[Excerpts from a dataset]

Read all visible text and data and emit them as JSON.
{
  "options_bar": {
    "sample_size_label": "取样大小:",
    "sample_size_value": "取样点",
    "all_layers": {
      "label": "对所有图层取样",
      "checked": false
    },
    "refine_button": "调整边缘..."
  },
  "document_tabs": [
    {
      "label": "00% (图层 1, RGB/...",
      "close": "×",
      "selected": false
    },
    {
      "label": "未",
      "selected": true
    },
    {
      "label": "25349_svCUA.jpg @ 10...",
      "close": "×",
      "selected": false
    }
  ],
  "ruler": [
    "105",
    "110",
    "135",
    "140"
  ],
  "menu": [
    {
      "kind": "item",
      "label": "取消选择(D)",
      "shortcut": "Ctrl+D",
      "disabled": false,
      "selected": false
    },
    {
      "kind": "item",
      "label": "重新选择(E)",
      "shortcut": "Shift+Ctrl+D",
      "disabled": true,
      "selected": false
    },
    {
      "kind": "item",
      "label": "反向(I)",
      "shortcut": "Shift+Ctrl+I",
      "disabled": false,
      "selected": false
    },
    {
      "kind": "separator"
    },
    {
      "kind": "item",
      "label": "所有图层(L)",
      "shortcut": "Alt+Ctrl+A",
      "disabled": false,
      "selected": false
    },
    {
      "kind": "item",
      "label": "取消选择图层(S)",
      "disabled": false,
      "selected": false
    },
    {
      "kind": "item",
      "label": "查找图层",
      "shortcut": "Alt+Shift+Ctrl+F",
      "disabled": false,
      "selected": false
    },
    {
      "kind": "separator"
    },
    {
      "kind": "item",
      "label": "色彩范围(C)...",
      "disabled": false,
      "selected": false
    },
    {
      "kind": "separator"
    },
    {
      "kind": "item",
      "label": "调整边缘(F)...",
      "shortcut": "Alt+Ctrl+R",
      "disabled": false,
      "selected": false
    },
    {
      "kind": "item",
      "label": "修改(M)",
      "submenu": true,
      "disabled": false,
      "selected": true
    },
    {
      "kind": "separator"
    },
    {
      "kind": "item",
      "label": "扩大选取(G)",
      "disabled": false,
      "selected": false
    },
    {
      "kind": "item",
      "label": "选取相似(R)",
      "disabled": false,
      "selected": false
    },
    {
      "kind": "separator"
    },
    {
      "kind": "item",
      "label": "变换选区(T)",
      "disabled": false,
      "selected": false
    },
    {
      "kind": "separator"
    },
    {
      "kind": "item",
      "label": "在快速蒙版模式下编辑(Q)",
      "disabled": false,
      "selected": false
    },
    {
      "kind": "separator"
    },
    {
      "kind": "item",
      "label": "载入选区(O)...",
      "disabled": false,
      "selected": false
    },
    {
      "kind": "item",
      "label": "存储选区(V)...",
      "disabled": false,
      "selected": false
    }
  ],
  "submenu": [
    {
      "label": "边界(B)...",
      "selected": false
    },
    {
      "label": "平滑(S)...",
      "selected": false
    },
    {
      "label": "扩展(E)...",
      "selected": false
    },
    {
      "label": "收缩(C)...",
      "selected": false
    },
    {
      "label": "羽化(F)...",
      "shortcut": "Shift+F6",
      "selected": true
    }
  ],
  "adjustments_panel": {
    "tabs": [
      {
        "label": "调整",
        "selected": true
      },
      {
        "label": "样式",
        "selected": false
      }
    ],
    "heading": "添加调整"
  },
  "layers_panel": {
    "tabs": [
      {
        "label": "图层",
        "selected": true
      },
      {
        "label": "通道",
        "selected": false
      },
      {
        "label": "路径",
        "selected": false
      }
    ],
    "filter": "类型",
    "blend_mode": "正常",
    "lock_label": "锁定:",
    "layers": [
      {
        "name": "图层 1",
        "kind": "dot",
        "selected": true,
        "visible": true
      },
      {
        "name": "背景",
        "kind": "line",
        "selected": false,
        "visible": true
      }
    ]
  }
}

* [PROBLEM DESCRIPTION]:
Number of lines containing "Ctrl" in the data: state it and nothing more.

* [SOLUTION BELOW]:
6